**Task to carry out:**
Scan the data below and state how many of its lines contain the word "author", giving only the figure.

**Dataset rows describing interfaces:**
____________________
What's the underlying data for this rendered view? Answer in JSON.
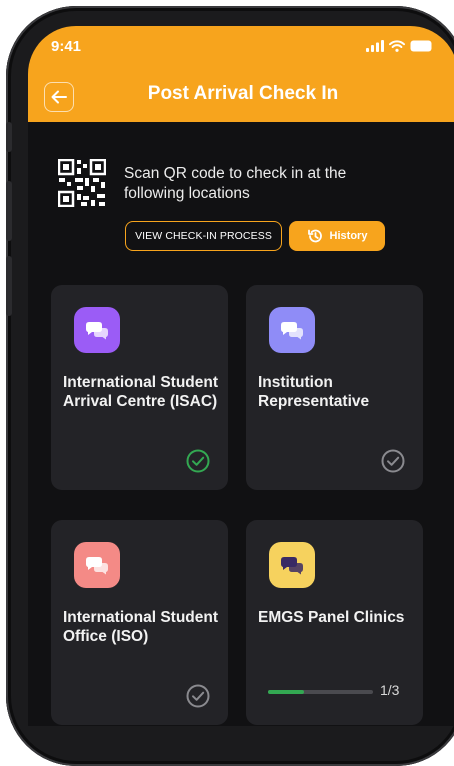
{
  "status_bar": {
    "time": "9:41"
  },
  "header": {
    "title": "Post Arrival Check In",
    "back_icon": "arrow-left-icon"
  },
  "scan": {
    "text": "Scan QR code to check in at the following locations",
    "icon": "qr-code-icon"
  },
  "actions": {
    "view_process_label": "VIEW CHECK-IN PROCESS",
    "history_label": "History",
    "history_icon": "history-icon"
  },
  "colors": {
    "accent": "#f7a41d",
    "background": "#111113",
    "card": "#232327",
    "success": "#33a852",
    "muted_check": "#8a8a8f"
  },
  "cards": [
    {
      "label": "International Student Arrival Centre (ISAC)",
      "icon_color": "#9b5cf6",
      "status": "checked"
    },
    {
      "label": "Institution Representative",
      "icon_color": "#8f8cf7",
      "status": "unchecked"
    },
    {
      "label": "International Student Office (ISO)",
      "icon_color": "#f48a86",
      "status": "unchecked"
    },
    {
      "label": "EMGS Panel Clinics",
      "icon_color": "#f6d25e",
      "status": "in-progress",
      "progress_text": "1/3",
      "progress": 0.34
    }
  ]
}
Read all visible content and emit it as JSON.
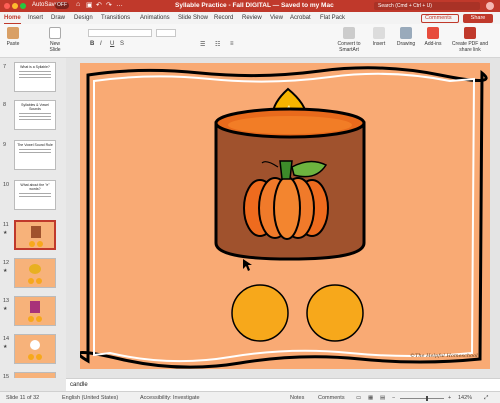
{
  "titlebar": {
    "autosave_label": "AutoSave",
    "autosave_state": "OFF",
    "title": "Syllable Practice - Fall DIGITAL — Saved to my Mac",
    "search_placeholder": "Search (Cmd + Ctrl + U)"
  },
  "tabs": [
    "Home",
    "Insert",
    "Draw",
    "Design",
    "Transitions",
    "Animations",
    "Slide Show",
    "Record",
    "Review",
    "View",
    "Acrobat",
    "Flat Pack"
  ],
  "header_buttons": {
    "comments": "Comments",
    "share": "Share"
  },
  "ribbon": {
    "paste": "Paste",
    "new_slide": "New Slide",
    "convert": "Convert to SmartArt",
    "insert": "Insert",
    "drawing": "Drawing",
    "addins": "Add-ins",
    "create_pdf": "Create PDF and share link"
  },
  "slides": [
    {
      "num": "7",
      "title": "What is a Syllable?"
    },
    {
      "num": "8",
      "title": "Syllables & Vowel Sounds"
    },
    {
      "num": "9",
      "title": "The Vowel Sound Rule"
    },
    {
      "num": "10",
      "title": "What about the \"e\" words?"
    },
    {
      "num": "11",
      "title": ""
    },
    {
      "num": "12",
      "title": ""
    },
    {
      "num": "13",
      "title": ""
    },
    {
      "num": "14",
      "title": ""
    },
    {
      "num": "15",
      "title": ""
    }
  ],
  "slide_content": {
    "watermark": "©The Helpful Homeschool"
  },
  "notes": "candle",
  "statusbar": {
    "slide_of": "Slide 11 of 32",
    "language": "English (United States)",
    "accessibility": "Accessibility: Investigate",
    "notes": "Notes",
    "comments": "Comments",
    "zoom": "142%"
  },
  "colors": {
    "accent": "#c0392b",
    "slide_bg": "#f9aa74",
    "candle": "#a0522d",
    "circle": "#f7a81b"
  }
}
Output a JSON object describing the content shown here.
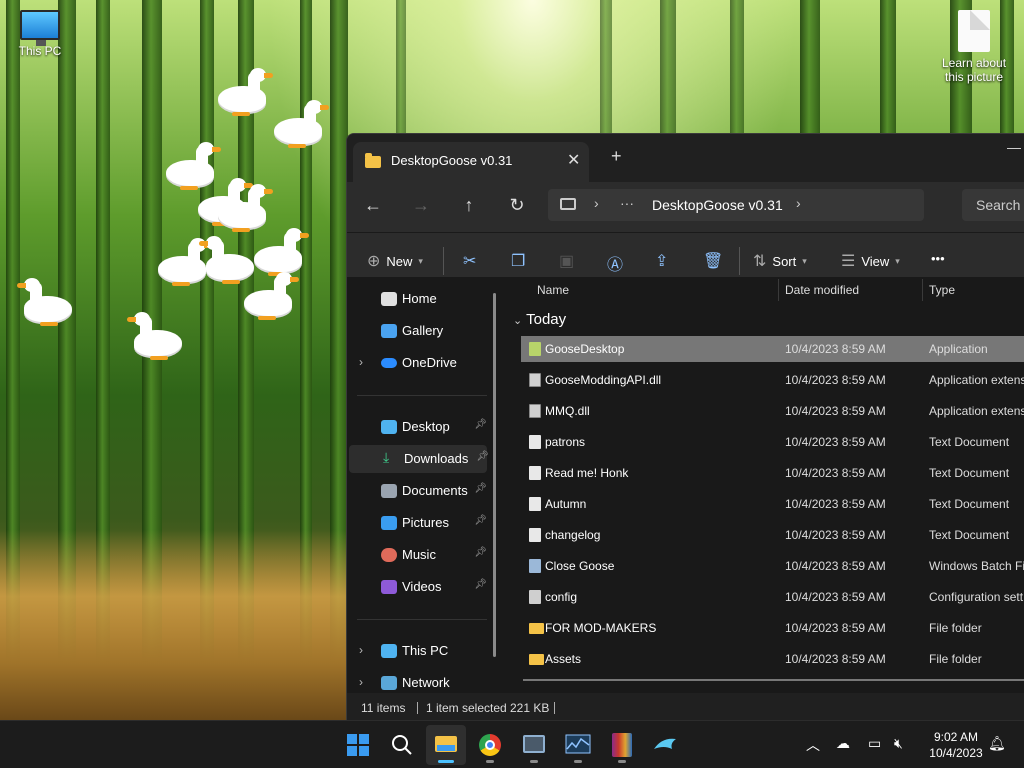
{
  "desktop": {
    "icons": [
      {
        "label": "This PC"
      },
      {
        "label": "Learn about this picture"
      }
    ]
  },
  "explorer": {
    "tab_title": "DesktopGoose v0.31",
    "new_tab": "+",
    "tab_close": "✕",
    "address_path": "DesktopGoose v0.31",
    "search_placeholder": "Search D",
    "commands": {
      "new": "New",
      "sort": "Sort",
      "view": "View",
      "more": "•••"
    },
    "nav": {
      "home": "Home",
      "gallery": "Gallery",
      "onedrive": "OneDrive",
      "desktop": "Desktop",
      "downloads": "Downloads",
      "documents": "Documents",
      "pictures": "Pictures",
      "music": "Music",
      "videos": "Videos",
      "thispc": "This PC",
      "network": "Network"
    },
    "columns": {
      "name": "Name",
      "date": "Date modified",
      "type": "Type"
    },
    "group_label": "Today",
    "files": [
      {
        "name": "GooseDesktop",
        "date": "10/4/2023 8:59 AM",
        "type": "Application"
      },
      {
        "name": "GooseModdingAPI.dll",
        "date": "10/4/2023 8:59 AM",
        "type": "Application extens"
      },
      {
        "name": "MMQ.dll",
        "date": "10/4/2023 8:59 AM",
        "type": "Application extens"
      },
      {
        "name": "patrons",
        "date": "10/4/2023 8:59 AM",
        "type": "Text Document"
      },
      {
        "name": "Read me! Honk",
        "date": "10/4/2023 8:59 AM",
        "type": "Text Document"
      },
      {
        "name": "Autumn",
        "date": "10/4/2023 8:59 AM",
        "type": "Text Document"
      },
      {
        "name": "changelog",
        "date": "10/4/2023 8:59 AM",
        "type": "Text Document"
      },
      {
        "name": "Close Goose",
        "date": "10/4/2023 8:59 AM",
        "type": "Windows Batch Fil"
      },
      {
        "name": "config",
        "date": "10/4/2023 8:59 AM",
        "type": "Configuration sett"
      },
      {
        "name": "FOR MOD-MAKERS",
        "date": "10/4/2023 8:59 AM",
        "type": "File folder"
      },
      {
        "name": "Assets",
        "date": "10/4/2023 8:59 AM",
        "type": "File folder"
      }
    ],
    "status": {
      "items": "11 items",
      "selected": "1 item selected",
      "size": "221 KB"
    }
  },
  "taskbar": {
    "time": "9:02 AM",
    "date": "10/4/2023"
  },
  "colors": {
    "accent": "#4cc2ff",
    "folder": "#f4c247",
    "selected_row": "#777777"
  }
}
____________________
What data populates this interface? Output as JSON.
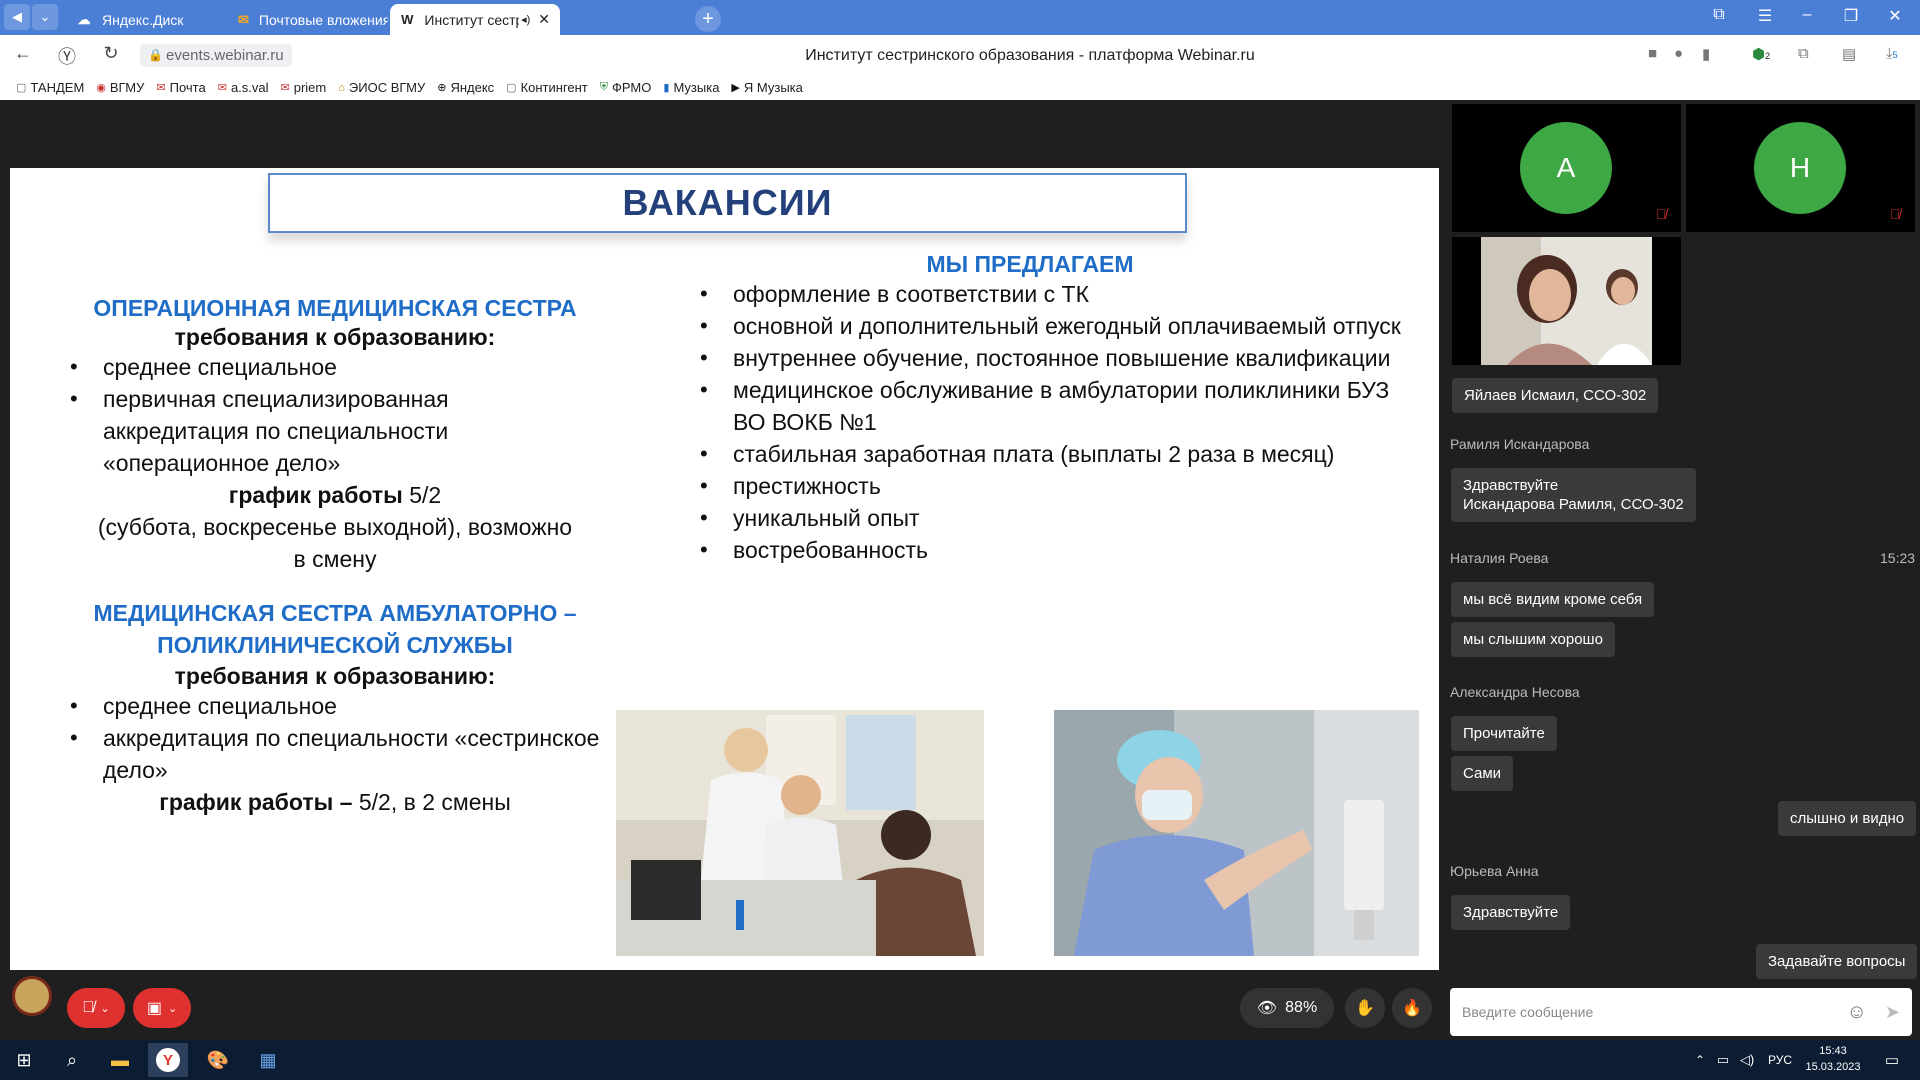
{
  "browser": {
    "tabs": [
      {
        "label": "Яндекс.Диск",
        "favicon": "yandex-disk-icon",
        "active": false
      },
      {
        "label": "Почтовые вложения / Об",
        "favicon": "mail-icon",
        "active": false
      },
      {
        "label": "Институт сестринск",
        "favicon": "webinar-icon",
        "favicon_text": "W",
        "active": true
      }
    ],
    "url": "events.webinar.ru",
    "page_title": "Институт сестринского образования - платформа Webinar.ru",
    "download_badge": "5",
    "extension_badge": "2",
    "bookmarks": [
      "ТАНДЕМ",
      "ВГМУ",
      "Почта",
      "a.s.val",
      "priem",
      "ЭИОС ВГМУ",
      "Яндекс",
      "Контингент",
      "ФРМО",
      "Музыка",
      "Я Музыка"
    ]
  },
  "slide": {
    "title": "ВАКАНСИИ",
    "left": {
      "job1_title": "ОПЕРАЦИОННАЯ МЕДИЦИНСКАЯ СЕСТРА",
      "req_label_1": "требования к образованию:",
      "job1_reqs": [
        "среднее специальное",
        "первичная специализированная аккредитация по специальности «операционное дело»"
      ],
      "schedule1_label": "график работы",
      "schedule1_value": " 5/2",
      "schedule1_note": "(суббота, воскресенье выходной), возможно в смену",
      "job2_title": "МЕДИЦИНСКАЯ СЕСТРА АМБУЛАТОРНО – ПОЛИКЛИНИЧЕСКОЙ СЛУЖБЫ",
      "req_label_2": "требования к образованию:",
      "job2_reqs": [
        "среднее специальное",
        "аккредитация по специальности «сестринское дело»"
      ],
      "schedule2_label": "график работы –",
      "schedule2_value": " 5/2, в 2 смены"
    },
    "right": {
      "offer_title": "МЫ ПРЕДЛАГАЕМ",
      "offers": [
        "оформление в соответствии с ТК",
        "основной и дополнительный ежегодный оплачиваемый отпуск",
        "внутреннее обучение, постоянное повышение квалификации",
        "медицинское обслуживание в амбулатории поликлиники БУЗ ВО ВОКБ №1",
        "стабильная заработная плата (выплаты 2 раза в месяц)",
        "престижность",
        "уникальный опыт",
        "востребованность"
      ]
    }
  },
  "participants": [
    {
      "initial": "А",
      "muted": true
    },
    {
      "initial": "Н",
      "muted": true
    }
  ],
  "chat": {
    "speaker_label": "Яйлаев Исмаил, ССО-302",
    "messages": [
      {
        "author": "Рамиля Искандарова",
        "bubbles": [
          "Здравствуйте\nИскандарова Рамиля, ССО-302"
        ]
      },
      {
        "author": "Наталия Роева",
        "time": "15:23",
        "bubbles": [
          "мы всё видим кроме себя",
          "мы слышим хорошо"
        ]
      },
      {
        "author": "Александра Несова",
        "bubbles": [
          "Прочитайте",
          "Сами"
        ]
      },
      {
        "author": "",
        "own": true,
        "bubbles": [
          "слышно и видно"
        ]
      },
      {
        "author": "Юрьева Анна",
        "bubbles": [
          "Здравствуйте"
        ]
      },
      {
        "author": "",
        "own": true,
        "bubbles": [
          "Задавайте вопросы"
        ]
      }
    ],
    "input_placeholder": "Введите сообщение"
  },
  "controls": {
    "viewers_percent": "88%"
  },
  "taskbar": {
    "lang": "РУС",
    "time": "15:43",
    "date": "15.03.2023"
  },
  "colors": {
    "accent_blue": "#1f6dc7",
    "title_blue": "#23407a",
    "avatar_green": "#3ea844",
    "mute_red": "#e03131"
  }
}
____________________
**Completed task:**
6